4.5/5 Stars

Inception (2010)

Starring Leonardo Dicapprio, Joseph Gordon-Levit, Tom Hardy, and Ellen Page with direction by Christopher Nolan, the film follows the elaborate plot to plant an idea in someone’s mind. Dom Cobb is skilled at entering into peoples’ minds in order to steal ideas. However, in order to get back to a normal life now he must plant something instead. He gathers a team to help him enter the dreams successfully. However  they are not just going one level down but in fact several tiers into the mind. This will make  each successive perception more unstable and perilous. The team enters the first dream fine but soon they realize that their influential subject has built up defenses in his dreams. Furthermore, if they die the dream will not simply end but they will all be trapped in limbo. With those problems they enter the second tier and then the third and so on. Ultimately, Cobb must face one of his own realities or else all is lost. This film is so intriguing because it is different and in many ways it blows your mind (including the ambiguous ending).

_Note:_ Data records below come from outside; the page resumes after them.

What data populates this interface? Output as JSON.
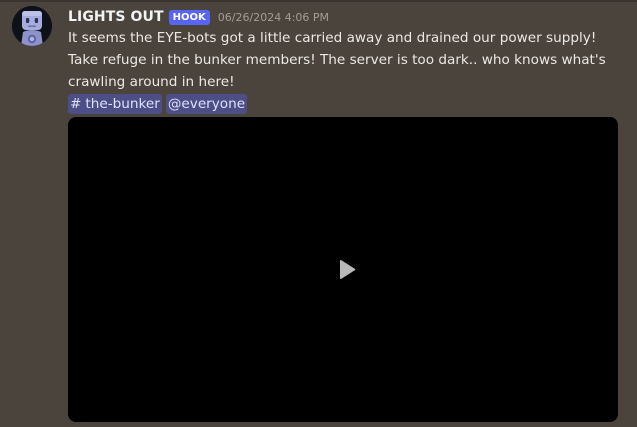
{
  "message": {
    "author": "LIGHTS OUT",
    "tag": "HOOK",
    "timestamp": "06/26/2024 4:06 PM",
    "text": "It seems the EYE-bots got a little carried away and drained our power supply! Take refuge in the bunker members! The server is too dark.. who knows what's crawling around in here!",
    "channel_mention": {
      "symbol": "#",
      "name": "the-bunker"
    },
    "role_mention": "@everyone"
  },
  "icons": {
    "avatar": "robot-avatar-icon",
    "play": "play-icon"
  },
  "colors": {
    "background": "#4a443c",
    "tag": "#5865f2",
    "mention_bg": "#4b4f86",
    "mention_text": "#dee0fc",
    "video": "#000000"
  }
}
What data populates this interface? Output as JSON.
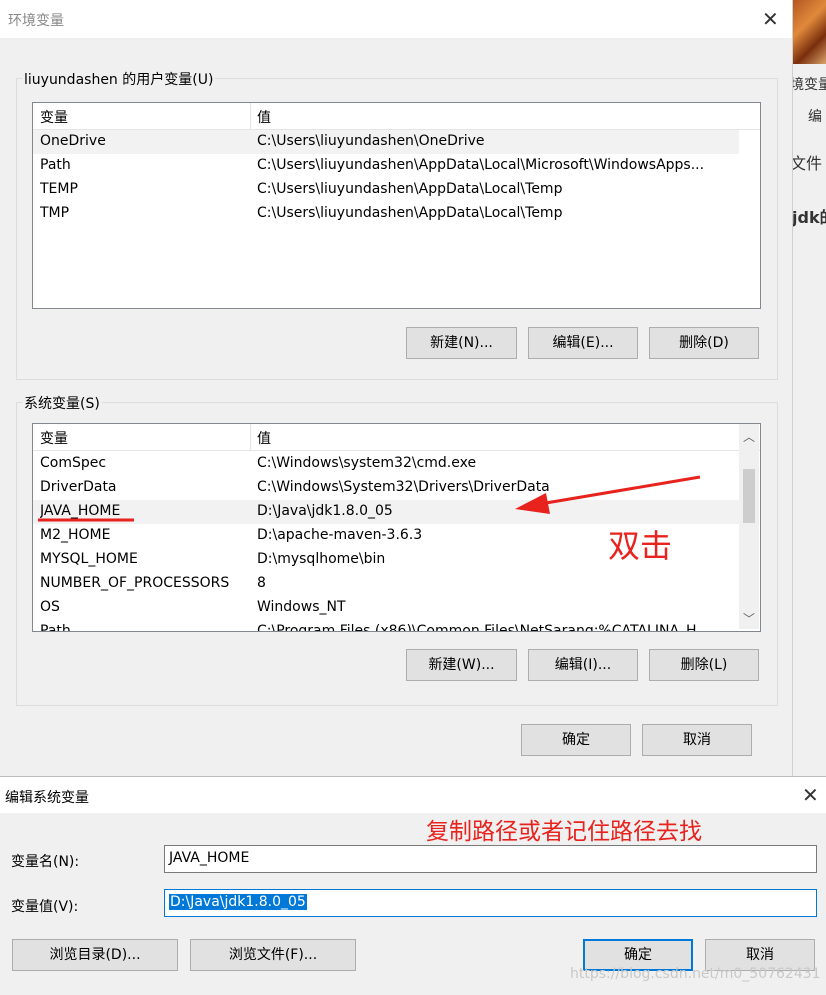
{
  "background_app": {
    "partial_texts": [
      "境变量",
      "编",
      "文件",
      "jdk的"
    ]
  },
  "main_dialog": {
    "title": "环境变量",
    "user_group_label": "liuyundashen 的用户变量(U)",
    "user_headers": [
      "变量",
      "值"
    ],
    "user_rows": [
      {
        "name": "OneDrive",
        "value": "C:\\Users\\liuyundashen\\OneDrive"
      },
      {
        "name": "Path",
        "value": "C:\\Users\\liuyundashen\\AppData\\Local\\Microsoft\\WindowsApps..."
      },
      {
        "name": "TEMP",
        "value": "C:\\Users\\liuyundashen\\AppData\\Local\\Temp"
      },
      {
        "name": "TMP",
        "value": "C:\\Users\\liuyundashen\\AppData\\Local\\Temp"
      }
    ],
    "user_buttons": {
      "new": "新建(N)...",
      "edit": "编辑(E)...",
      "delete": "删除(D)"
    },
    "system_group_label": "系统变量(S)",
    "system_headers": [
      "变量",
      "值"
    ],
    "system_rows": [
      {
        "name": "ComSpec",
        "value": "C:\\Windows\\system32\\cmd.exe"
      },
      {
        "name": "DriverData",
        "value": "C:\\Windows\\System32\\Drivers\\DriverData"
      },
      {
        "name": "JAVA_HOME",
        "value": "D:\\Java\\jdk1.8.0_05"
      },
      {
        "name": "M2_HOME",
        "value": "D:\\apache-maven-3.6.3"
      },
      {
        "name": "MYSQL_HOME",
        "value": "D:\\mysqlhome\\bin"
      },
      {
        "name": "NUMBER_OF_PROCESSORS",
        "value": "8"
      },
      {
        "name": "OS",
        "value": "Windows_NT"
      },
      {
        "name": "Path",
        "value": "C:\\Program Files (x86)\\Common Files\\NetSarang;%CATALINA_H"
      }
    ],
    "system_buttons": {
      "new": "新建(W)...",
      "edit": "编辑(I)...",
      "delete": "删除(L)"
    },
    "ok": "确定",
    "cancel": "取消"
  },
  "edit_dialog": {
    "title": "编辑系统变量",
    "name_label": "变量名(N):",
    "name_value": "JAVA_HOME",
    "value_label": "变量值(V):",
    "value_value": "D:\\Java\\jdk1.8.0_05",
    "browse_dir": "浏览目录(D)...",
    "browse_file": "浏览文件(F)...",
    "ok": "确定",
    "cancel": "取消"
  },
  "annotations": {
    "double_click": "双击",
    "copy_path": "复制路径或者记住路径去找"
  },
  "watermark": "https://blog.csdn.net/m0_50762431",
  "colors": {
    "annotation": "#e8231e",
    "accent": "#0078d7"
  }
}
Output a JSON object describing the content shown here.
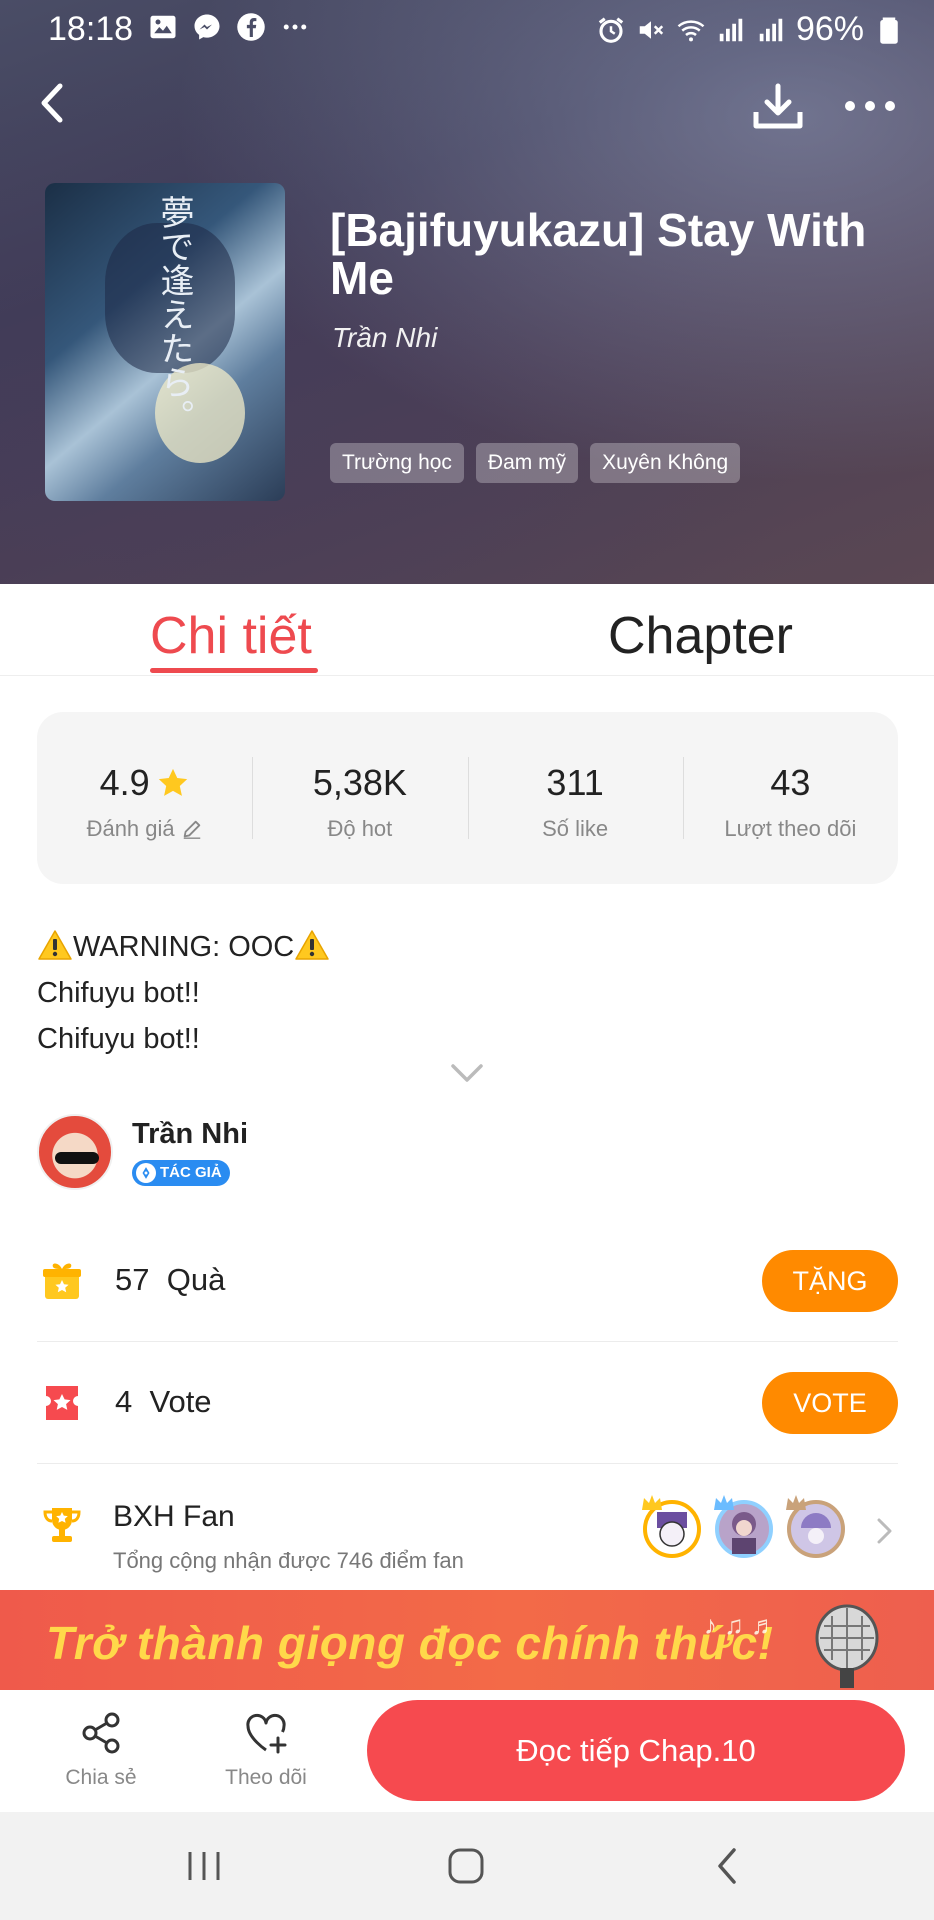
{
  "status_bar": {
    "time": "18:18",
    "battery": "96%",
    "left_icons": [
      "image-icon",
      "messenger-icon",
      "facebook-icon",
      "more-dots-icon"
    ],
    "right_icons": [
      "alarm-icon",
      "mute-icon",
      "wifi-icon",
      "signal-icon",
      "battery-icon"
    ]
  },
  "header": {
    "title": "[Bajifuyukazu] Stay With Me",
    "author": "Trần Nhi",
    "cover_text": "夢で逢えたら。",
    "tags": [
      "Trường học",
      "Đam mỹ",
      "Xuyên Không"
    ]
  },
  "tabs": [
    {
      "label": "Chi tiết",
      "active": true
    },
    {
      "label": "Chapter",
      "active": false
    }
  ],
  "stats": [
    {
      "value": "4.9",
      "label": "Đánh giá"
    },
    {
      "value": "5,38K",
      "label": "Độ hot"
    },
    {
      "value": "311",
      "label": "Số like"
    },
    {
      "value": "43",
      "label": "Lượt theo dõi"
    }
  ],
  "description": {
    "line1": "WARNING: OOC",
    "line2": "Chifuyu bot!!",
    "line3": "Chifuyu bot!!"
  },
  "author_row": {
    "name": "Trần Nhi",
    "badge": "TÁC GIẢ"
  },
  "gift": {
    "count": "57",
    "label": "Quà",
    "button": "TẶNG"
  },
  "vote": {
    "count": "4",
    "label": "Vote",
    "button": "VOTE"
  },
  "fan": {
    "title": "BXH Fan",
    "subtitle": "Tổng cộng nhận được 746 điểm fan"
  },
  "banner": {
    "text": "Trở thành giọng đọc chính thức!"
  },
  "actions": {
    "share": "Chia sẻ",
    "follow": "Theo dõi",
    "read": "Đọc tiếp Chap.10"
  },
  "colors": {
    "accent_red": "#f64a4f",
    "tab_active": "#ee4a4f",
    "button_orange": "#ff8a00",
    "badge_blue": "#2a8cf1",
    "banner_yellow": "#ffd84a"
  }
}
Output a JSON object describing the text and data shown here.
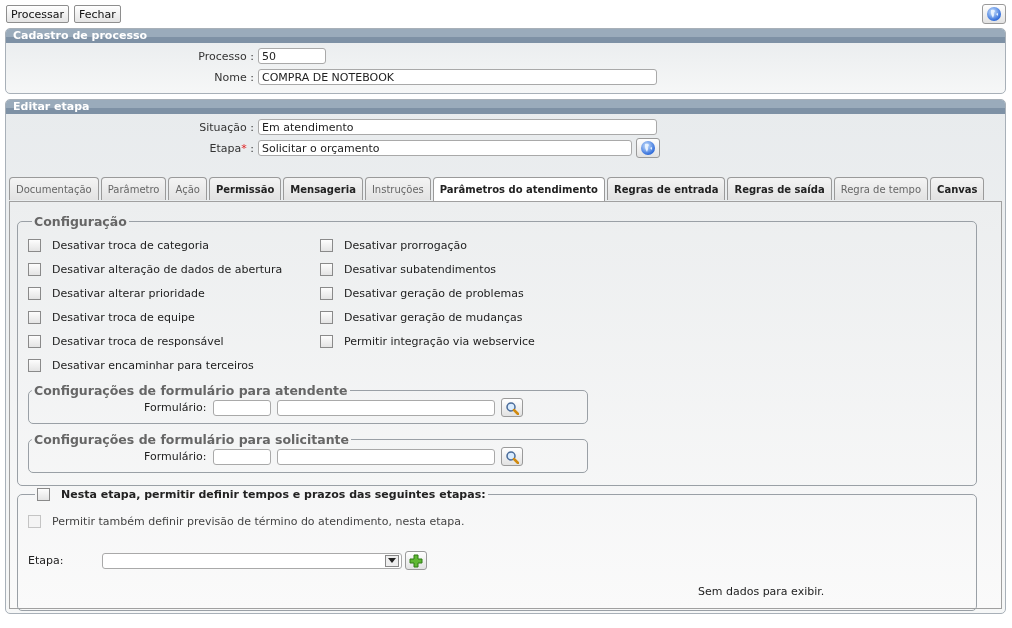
{
  "toolbar": {
    "buttons": [
      "Processar",
      "Fechar"
    ]
  },
  "cadastro": {
    "title": "Cadastro de processo",
    "fields": [
      {
        "label": "Processo :",
        "value": "50"
      },
      {
        "label": "Nome :",
        "value": "COMPRA DE NOTEBOOK"
      }
    ]
  },
  "editar": {
    "title": "Editar etapa",
    "situacao": {
      "label": "Situação :",
      "value": "Em atendimento"
    },
    "etapa": {
      "label": "Etapa",
      "required": "*",
      "colon": ":",
      "value": "Solicitar o orçamento"
    }
  },
  "tabs": [
    {
      "label": "Documentação",
      "selected": false,
      "disabled": true
    },
    {
      "label": "Parâmetro",
      "selected": false,
      "disabled": true
    },
    {
      "label": "Ação",
      "selected": false,
      "disabled": true
    },
    {
      "label": "Permissão",
      "selected": false,
      "disabled": false
    },
    {
      "label": "Mensageria",
      "selected": false,
      "disabled": false
    },
    {
      "label": "Instruções",
      "selected": false,
      "disabled": true
    },
    {
      "label": "Parâmetros do atendimento",
      "selected": true,
      "disabled": false
    },
    {
      "label": "Regras de entrada",
      "selected": false,
      "disabled": false
    },
    {
      "label": "Regras de saída",
      "selected": false,
      "disabled": false
    },
    {
      "label": "Regra de tempo",
      "selected": false,
      "disabled": true
    },
    {
      "label": "Canvas",
      "selected": false,
      "disabled": false
    }
  ],
  "configuracao": {
    "title": "Configuração",
    "column_1": [
      {
        "label": "Desativar troca de categoria",
        "checked": false
      },
      {
        "label": "Desativar alteração de dados de abertura",
        "checked": false
      },
      {
        "label": "Desativar alterar prioridade",
        "checked": false
      },
      {
        "label": "Desativar troca de equipe",
        "checked": false
      },
      {
        "label": "Desativar troca de responsável",
        "checked": false
      },
      {
        "label": "Desativar encaminhar para terceiros",
        "checked": false
      }
    ],
    "column_2": [
      {
        "label": "Desativar prorrogação",
        "checked": false
      },
      {
        "label": "Desativar subatendimentos",
        "checked": false
      },
      {
        "label": "Desativar geração de problemas",
        "checked": false
      },
      {
        "label": "Desativar geração de mudanças",
        "checked": false
      },
      {
        "label": "Permitir integração via webservice",
        "checked": false
      }
    ],
    "forms": [
      {
        "title": "Configurações de formulário para atendente",
        "label": "Formulário:"
      },
      {
        "title": "Configurações de formulário para solicitante",
        "label": "Formulário:"
      }
    ]
  },
  "prazos": {
    "title": "Nesta etapa, permitir definir tempos e prazos das seguintes etapas:",
    "checked": false,
    "option": {
      "label": "Permitir também definir previsão de término do atendimento, nesta etapa.",
      "checked": false,
      "disabled": true
    },
    "etapa_label": "Etapa:",
    "empty_text": "Sem dados para exibir."
  }
}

5/5 Stars

The Aviator (2004)

ccda6-the_aviator_posterDirected by Martin Scorsese and starring Leonardo DiCaprio with a good ensemble cast, this biopic chronicle the life of Howard Hughes. The story begins when the ambitious young man begins to direct an epic movie that is nearly a disaster. After his success, we witness the life of this director, playboy, and above all aviator. He makes Scarface and then later The Outlaw. He has relationships with Katharine Hepburn (Cate Blanchet), a young teenage girl, and Ava Garner (Kate Beckinsdale). Then during the war he designs new planes and afterwards Hughes faces his greatest challenge. He is on the brink of disaster in his competition with Pan-Am and he is the subject of a near-damaging senate hearing. All the while his obsessive compulsive disorder gets worse. I found this film fascinating because I knew very little about Hughes. As a director himself, Scorsese also seemed to have sympathy for the man and also admiration for the olden days.

4.5/5 Stars

Titanic (1997)

c8571-titanic_posterStarring Leonardo DiCapprio with Kate Winslet and director James Cameron, the film opens with an exploration of the submerged Titanic. An interesting discovery puts the explorers in contact with an elderly woman who was there in April 1912. Rose recounts her arrival as a newly engaged 1st class passenger. She felt trapped in her life until she accidentally met Jack, a 3rd class drifter who won his ticket in a poker game. After he saves her life, their forbidden relationship continues as they spend more time together. Jack, who is an artist, even does a charcoal drawing of Rose. However, all too soon the unsinkable ship hits an iceberg and chaos ensues in the following hours. Heroically, once again Jack keeps Rose alive although he himself perishes in the cold. Back in the present Rose now keeps him alive with her memories. This epic romance is fairly good with a semi-autobiographical story, special effects, and a decent score.

4.5/5 Stars